Maintaining mechanical integrity of the process systems is a must in 40 CFR 68.56. Training on the safety of working on the maintenance of the components is a requirement for this section. Even the contractor must be trained as to the hazards surrounding the maintenance to the equipment. In addition, the equipment must be tested and inspected to ensure that they are within the recommendation of the manufacturer, industry standards and codes, and good engineering practices.


  1. Compliance Audits


    Abatement

After an internal or external audit is complete, then the process for abatement of deficiencies must be clear and specific. Each action item must be given to an accountable party for correction. It is not enough for the audit review team to tell the operator to fix the problem with no timeline for abatement. Here is a sample form for Action Item assignment with risk assessment and follow-up:

Priority

A-Immediate

B-Within 7 days

C- Within 30 Days

D-Within

60 Days

E-After 60 Days

Action Item

Severity

1-Minor

2-Nominal

3-Serious

4-Severe

5-Catastrophic

Probability

1-Not Likely

2-Possible

3-Probable

4-Very Likely

Risk Total

(Severity x Probability)=

Reference

Code, System, or Regulation

Action to be Completed

Assigned to

Target Date

Completion Date

A

A.I. #1

5

3

15

Chlorine Regulators

Fix slow leak in manifold system

Terri

June 1, 2014

June 1, 2014

Chart Credit: Utility Compliance Inc.

  1. Incident Management

40 CFR 68.60 has a summary of how incident investigations should be conducted and recorded. However, prior to the investigation make sure that in the event stage that all notifications are made to the National Response Center (NRC) and/or State Emergency Response Commissions (SERCs). When making the initial notification have these items ready for the incident notification center:

  • The chemical name
  • An indication of whether the substance is extremely hazardous
  • An estimate of the quantity released into the environment
  • The time and duration of the release
  • Whether the release occurred into air, water, and/or land
  • Any known or anticipated acute or chronic health risks associated with the emergency, and where necessary, advice regarding medical attention for exposed individuals
  • Proper precautions, such as evacuation or sheltering in place
  • Name and telephone number of contact person (As quoted from EPA, 2014).

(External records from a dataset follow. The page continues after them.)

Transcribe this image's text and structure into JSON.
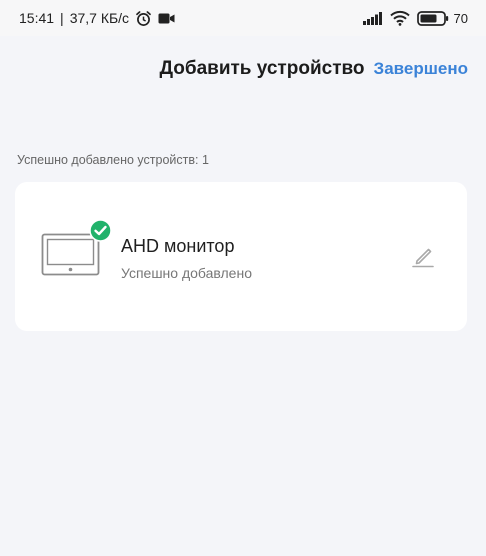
{
  "status_bar": {
    "time": "15:41",
    "separator": "|",
    "network_speed": "37,7 КБ/с",
    "battery": "70"
  },
  "header": {
    "title": "Добавить устройство",
    "done_label": "Завершено"
  },
  "summary": {
    "text": "Успешно добавлено устройств: 1"
  },
  "device": {
    "name": "AHD монитор",
    "status": "Успешно добавлено",
    "icon": "monitor-icon",
    "badge_icon": "check-icon"
  },
  "colors": {
    "accent": "#3b83d8",
    "success": "#21b26b",
    "background": "#f4f5f9",
    "card": "#ffffff"
  }
}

Written notification is required to local emergency response and the state emergency response entities as soon as practicable after the event. Other notification rules can be found in 40 CFR 355.40 to avoid penalties (40 CFR 355.50) that can be up to $25,000 for each violation, civil penalties up to $25,000 per day, and criminal penalties for up to two years imprisonment.

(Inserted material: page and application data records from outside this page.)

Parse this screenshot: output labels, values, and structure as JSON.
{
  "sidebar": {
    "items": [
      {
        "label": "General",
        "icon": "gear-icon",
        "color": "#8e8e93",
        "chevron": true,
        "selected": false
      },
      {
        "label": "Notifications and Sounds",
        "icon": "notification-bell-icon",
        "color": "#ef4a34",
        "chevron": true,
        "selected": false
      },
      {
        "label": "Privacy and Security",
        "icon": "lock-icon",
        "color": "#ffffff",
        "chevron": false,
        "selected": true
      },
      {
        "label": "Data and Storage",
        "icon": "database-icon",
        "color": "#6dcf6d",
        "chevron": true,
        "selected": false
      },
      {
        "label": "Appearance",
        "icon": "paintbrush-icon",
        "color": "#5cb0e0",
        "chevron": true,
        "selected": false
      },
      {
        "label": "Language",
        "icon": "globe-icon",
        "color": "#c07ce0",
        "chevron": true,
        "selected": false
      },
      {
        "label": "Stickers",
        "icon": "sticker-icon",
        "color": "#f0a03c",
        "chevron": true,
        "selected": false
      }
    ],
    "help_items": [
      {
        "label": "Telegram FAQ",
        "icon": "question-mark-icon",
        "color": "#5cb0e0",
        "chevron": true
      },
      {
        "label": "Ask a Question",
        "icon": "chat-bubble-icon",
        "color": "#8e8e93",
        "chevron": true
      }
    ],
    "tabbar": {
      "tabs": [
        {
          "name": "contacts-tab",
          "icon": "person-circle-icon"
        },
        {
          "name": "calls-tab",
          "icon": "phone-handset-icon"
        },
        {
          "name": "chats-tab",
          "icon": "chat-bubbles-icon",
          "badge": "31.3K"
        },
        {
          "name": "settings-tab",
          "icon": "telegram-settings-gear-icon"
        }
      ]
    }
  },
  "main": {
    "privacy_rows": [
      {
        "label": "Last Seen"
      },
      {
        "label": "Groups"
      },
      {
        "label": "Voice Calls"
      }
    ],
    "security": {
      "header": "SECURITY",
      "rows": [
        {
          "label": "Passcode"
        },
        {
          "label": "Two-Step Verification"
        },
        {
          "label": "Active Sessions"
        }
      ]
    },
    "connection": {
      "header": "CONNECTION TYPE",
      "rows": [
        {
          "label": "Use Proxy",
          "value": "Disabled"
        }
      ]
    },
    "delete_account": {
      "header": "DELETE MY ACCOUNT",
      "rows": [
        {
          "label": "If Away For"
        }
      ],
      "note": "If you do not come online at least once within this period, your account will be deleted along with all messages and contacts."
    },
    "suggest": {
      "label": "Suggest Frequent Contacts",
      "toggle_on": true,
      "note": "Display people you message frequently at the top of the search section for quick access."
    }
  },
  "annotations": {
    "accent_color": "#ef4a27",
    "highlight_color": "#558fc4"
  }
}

The RMP system is necessary to protect the surrounding community from extremely hazardous chemical, but the regulations are very strict and daunting. There has been a movement for utilities to replace the use of these chemicals where practical and appropriate. If you have an active RMP, then these 7 tips will help you meet or to stay in compliance.

 

5 Steps to Peak Plant Performance | TPO – Treatment Plant Operator Magazine

 

Wastewater treatment plants should aim to produce quality effluent without using a treatment aid for process control, and the best way to do that is by being proactive. By using these five steps, a plant will operate efficiently and will produce quality effluent well within the National Pollution Discharge Elimination System permit limits.

 

Read more:

5 Steps to Peak Plant Performance | TPO – Treatment Plant Operator Magazine.